Singapore’s FTSE Straits Times dropped 2.3 per cent over fears the disease could hit the south-east Asian state’s economy, which is closely linked to China’s.
Margaret Yang, a market analyst at broker CMC Markets, said the economic impact of the virus on the region could be “enormous”.
“Capital is fleeing out of equity markets on this huge selling momentum,” she added, pointing to research by the University of Hong Kong that suggested tens of thousands of people in Wuhan could already be infected with the coronavirus without showing symptoms. “We are facing huge uncertainty in terms of the number of cases confirmed and how this thing will move in the next couple of weeks and even months.”
Hong Kong’s stock exchange will re-open on Wednesday while markets in mainland China do not return from the lunar new year holiday until next Monday. Shanghai has ordered companies not to reopen until February 9.

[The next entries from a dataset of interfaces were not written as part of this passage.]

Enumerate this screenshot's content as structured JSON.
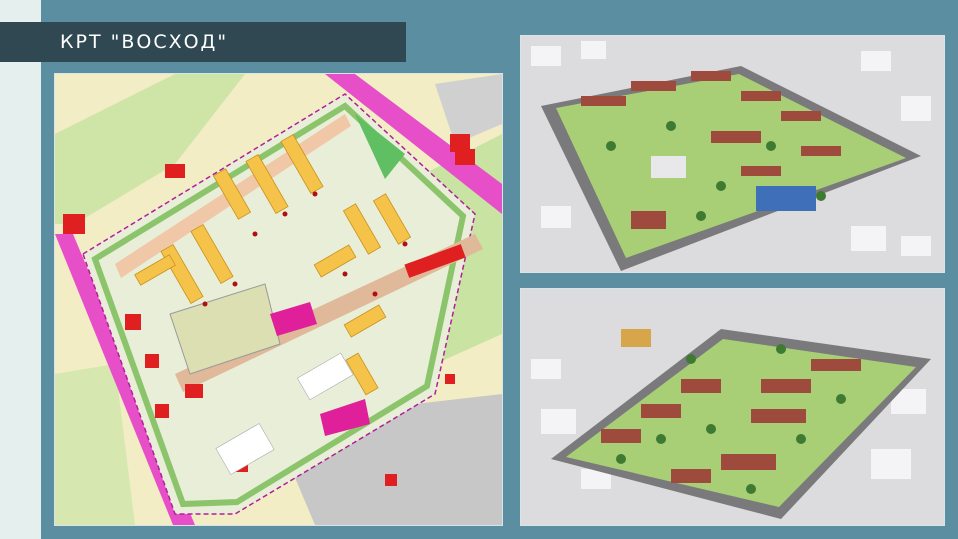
{
  "header": {
    "title": "КРТ \"ВОСХОД\""
  },
  "colors": {
    "background": "#5a8ea0",
    "side_strip": "#e4efee",
    "title_banner": "#2f4852",
    "title_text": "#ffffff",
    "residential": "#f5c34a",
    "existing_building": "#e02020",
    "public_building": "#e0209a",
    "road": "#e64fc8",
    "green_zone": "#b5df9a",
    "render_roof": "#9e4a3c"
  },
  "panels": [
    {
      "id": "master-plan",
      "kind": "site-plan"
    },
    {
      "id": "render-top",
      "kind": "3d-render-aerial"
    },
    {
      "id": "render-bottom",
      "kind": "3d-render-aerial"
    }
  ]
}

But in a statement published on Tuesday, China’s securities regulator instructed securities and futures traders to “actively guide investors to rationally, objectively analyse the impact of the outbreak and adhere to the concepts of long-term and value investment”.
In Sydney the S&P/ASX 200 index slipped 1.4 per cent as energy and mining stocks sold off on concerns over the pathogen’s impact on Chinese demand. BHP, the world’s biggest mining group, fell 3.3 per cent. Miners Rio Tinto and Fortescue Metals Group also dropped.
Commodities-focused companies fell in Tokyo, too, where the Topix shed 0.6 per cent. Gold, US treasuries and the Japanese yen — investors’ go-to havens — were little changed. Brent, the international oil marker, fell 0.1 per cent to $59.26 a barrel.
Wall Street’s S&P 500 closed 1.6 per cent lower on Monday, but equity futures were pointing to gains of 0.6 per cent when US markets begin trading later on Tuesday.